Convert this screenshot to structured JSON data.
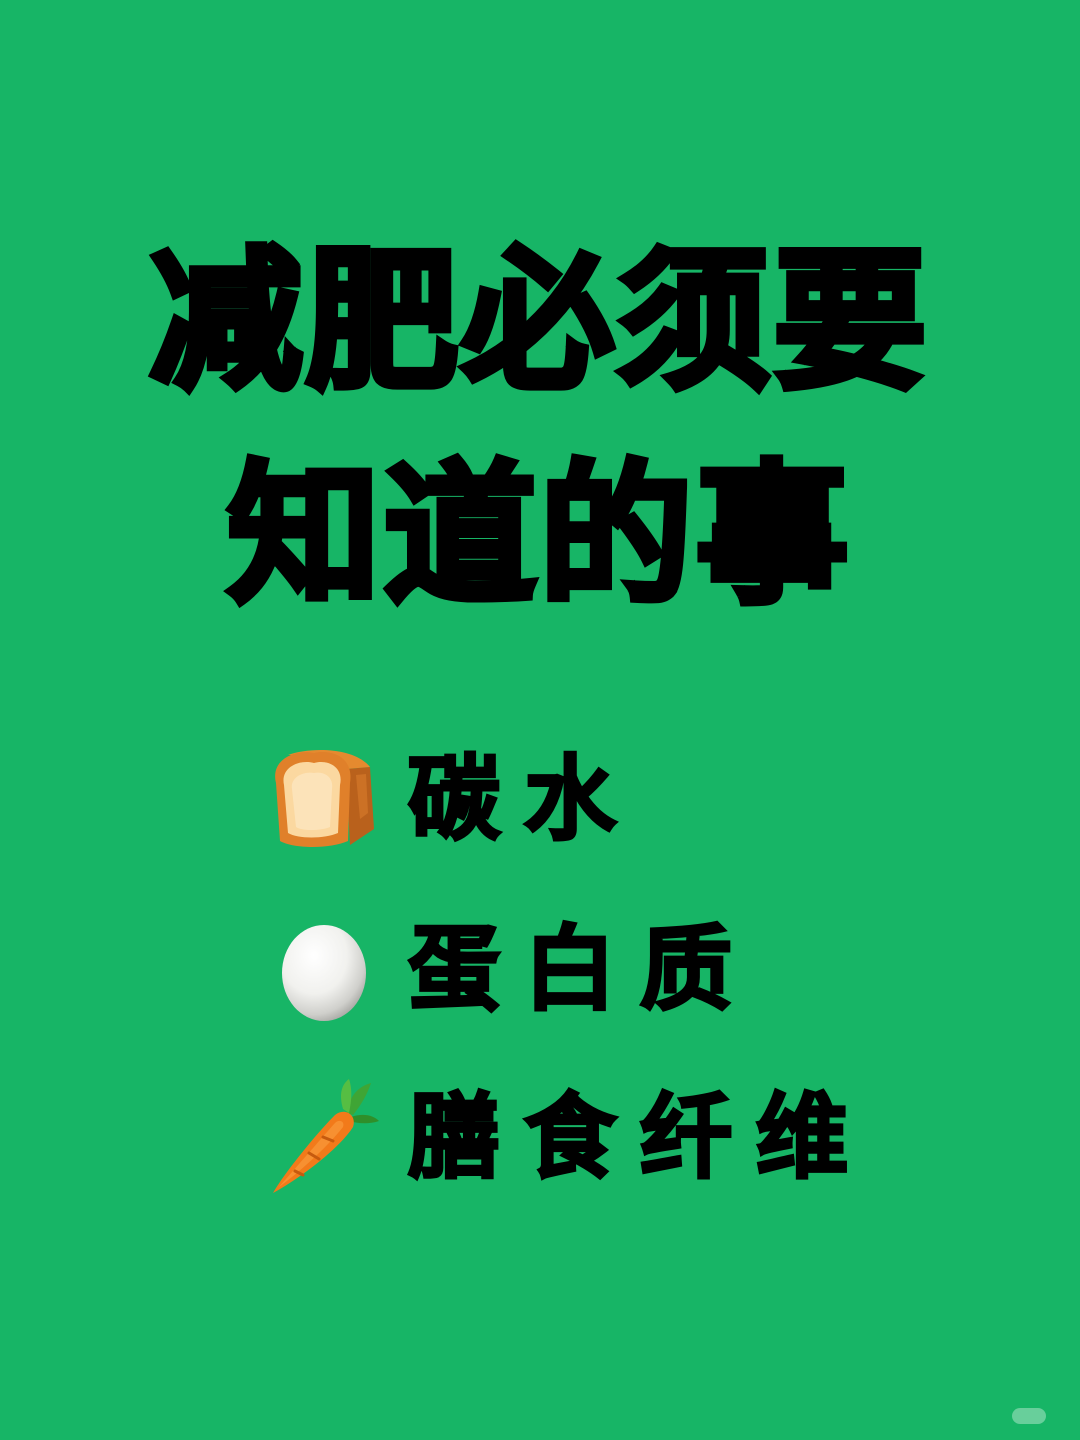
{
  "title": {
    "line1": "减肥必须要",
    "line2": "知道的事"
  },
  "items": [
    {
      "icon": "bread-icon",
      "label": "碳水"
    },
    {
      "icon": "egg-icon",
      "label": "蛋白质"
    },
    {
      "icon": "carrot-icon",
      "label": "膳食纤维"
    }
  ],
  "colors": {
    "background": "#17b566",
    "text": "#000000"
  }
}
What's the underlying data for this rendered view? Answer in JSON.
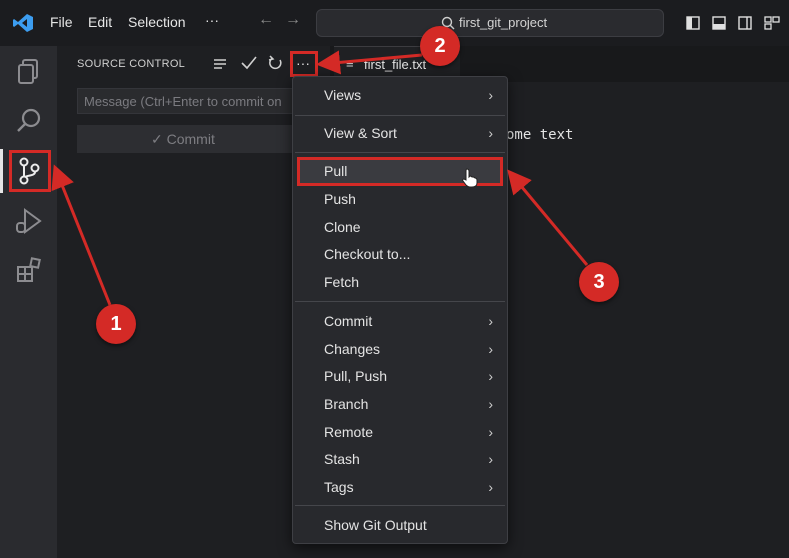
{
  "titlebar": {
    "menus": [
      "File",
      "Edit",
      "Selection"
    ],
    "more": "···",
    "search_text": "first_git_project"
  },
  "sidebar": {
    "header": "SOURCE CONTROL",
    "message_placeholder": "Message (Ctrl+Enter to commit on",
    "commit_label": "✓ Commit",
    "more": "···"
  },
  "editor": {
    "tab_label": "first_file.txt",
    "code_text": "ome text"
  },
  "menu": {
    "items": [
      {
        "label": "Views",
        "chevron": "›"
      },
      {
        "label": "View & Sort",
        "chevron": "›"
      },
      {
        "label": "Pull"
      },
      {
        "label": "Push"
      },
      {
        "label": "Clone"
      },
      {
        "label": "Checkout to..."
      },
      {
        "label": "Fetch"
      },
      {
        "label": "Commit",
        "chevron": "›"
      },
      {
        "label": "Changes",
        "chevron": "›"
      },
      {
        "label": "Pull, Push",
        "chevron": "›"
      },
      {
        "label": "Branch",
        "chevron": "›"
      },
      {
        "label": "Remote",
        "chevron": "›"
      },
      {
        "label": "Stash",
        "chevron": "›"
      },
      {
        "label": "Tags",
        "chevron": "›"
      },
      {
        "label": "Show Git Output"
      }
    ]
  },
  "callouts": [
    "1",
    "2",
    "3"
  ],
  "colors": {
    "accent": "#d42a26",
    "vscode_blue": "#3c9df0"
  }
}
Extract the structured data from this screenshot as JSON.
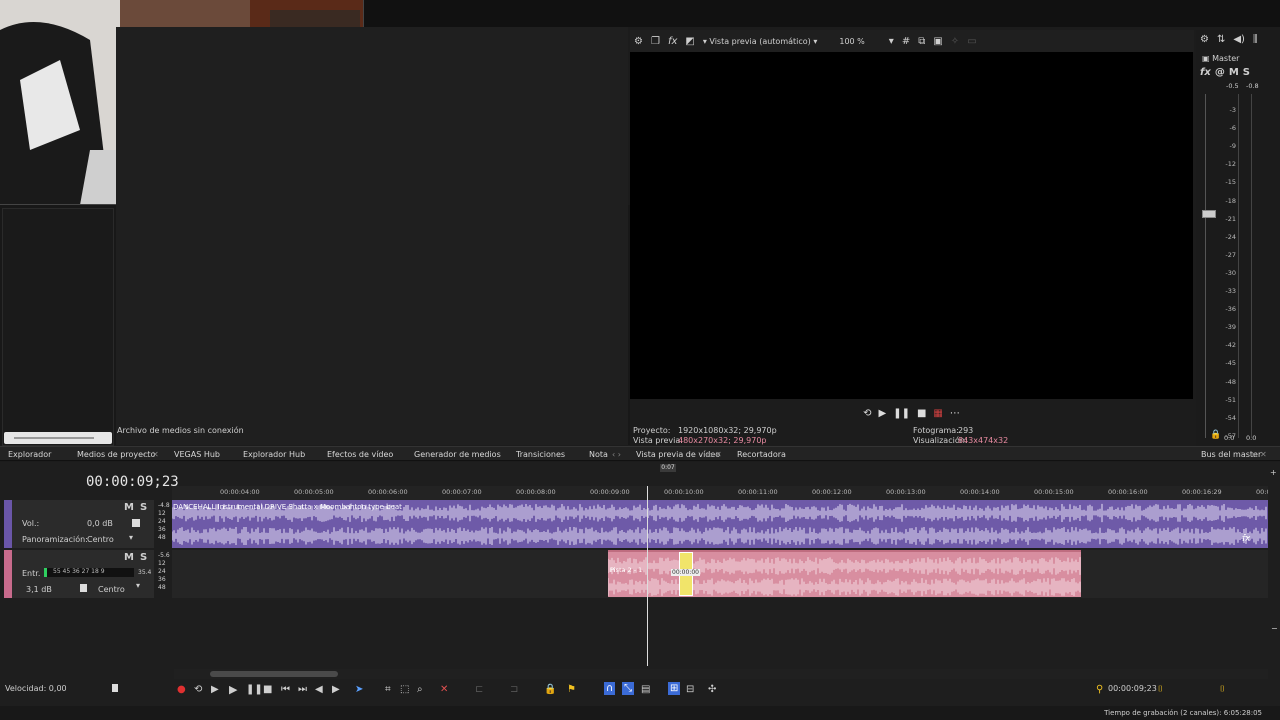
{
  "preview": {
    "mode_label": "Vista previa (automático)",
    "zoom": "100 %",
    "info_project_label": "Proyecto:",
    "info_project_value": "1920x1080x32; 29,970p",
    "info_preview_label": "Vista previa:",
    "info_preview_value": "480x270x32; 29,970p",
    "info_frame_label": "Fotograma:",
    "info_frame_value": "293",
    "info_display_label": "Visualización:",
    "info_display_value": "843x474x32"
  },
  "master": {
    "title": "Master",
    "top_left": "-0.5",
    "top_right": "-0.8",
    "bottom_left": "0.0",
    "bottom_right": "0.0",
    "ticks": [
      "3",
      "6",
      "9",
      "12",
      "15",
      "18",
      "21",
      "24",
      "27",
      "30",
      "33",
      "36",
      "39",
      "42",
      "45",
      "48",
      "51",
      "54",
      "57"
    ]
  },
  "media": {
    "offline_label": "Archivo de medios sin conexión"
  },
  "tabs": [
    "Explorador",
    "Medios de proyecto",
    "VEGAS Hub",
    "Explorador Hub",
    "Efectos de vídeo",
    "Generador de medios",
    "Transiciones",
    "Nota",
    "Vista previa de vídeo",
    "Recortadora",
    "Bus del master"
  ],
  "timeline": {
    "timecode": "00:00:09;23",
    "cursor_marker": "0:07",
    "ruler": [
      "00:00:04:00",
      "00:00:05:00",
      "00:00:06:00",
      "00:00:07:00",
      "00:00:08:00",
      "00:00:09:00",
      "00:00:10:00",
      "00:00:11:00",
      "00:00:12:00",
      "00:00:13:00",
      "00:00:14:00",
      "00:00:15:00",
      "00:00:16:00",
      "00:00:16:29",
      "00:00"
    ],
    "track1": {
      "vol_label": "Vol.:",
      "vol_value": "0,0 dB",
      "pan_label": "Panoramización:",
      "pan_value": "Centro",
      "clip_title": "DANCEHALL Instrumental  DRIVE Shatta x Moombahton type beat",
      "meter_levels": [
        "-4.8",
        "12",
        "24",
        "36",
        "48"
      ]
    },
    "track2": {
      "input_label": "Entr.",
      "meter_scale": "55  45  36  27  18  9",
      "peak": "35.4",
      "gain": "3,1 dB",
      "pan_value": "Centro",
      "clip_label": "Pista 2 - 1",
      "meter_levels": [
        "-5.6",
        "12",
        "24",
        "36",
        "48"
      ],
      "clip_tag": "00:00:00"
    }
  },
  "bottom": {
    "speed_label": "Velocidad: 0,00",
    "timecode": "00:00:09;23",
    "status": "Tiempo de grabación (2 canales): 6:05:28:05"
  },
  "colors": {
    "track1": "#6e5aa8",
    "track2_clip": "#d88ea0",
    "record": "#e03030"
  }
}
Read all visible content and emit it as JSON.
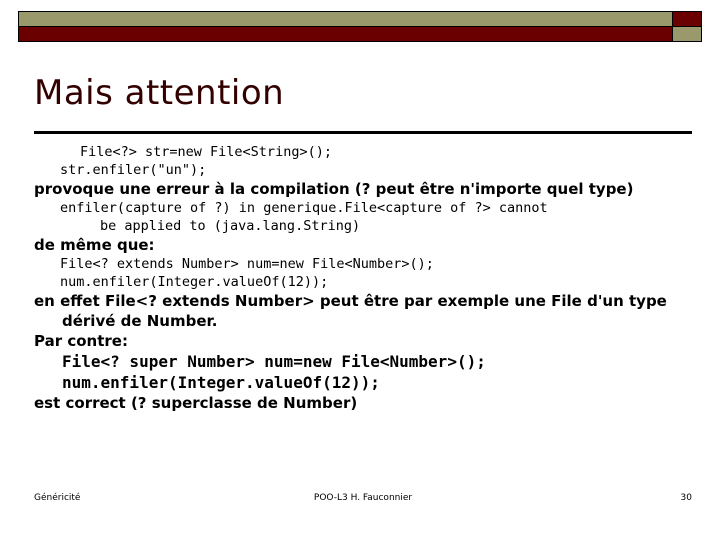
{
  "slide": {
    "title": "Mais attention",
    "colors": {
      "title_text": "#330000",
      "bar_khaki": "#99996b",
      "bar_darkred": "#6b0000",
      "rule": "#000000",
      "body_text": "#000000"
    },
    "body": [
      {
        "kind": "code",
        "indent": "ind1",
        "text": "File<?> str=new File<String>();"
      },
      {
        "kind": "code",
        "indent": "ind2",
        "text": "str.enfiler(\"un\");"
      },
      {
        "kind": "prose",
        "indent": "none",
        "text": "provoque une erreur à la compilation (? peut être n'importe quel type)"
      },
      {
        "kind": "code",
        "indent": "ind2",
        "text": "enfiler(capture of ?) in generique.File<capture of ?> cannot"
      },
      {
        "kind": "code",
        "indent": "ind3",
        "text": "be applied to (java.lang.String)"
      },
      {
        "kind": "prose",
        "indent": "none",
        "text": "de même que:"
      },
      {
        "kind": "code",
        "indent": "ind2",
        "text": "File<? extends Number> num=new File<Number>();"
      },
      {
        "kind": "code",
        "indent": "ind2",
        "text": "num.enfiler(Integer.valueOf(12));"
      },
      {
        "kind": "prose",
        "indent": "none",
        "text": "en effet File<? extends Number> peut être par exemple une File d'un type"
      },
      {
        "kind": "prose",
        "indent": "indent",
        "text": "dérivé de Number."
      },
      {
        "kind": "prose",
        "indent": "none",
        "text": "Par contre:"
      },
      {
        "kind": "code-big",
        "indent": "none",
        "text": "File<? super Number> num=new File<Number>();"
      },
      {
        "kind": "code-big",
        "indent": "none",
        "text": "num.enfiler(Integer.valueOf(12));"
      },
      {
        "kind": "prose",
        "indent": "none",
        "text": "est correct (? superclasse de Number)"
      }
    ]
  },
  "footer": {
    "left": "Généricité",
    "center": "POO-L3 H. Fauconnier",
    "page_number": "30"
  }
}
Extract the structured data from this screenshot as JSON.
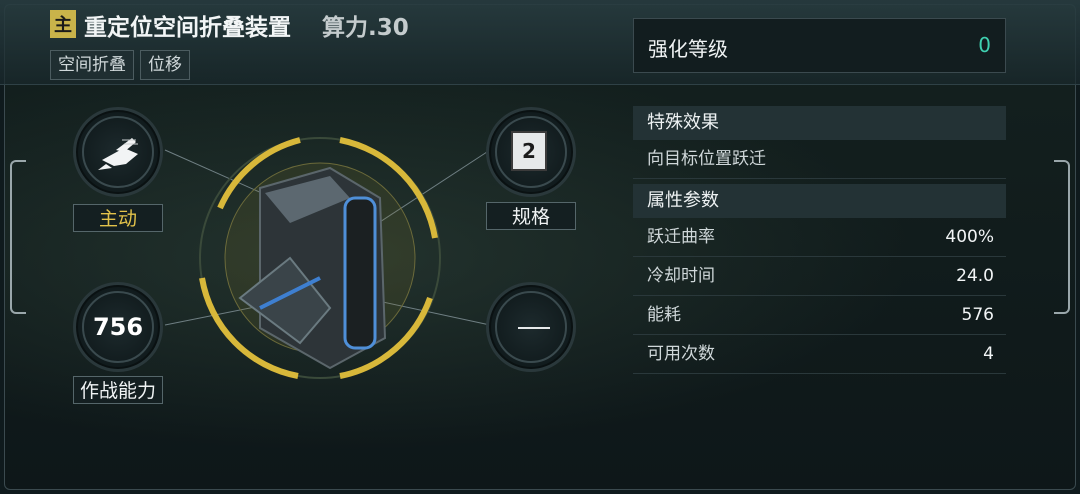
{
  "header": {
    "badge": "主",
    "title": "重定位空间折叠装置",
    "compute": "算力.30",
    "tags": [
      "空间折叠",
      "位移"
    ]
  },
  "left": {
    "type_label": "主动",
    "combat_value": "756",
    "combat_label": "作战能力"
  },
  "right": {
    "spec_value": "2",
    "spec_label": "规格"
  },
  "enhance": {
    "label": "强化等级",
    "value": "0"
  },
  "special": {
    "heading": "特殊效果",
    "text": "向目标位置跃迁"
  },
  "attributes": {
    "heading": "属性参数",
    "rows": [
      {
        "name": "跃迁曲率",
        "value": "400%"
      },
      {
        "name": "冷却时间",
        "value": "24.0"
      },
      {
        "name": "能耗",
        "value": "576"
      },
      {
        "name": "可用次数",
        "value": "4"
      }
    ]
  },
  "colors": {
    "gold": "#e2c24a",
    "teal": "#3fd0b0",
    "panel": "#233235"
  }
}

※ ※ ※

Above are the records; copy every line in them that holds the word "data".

Output below.
Convert this screenshot to structured JSON data.
What's the underlying data for this rendered view? Answer in JSON.
Extract the structured data from this screenshot as JSON.
Extract the structured data from this screenshot as JSON.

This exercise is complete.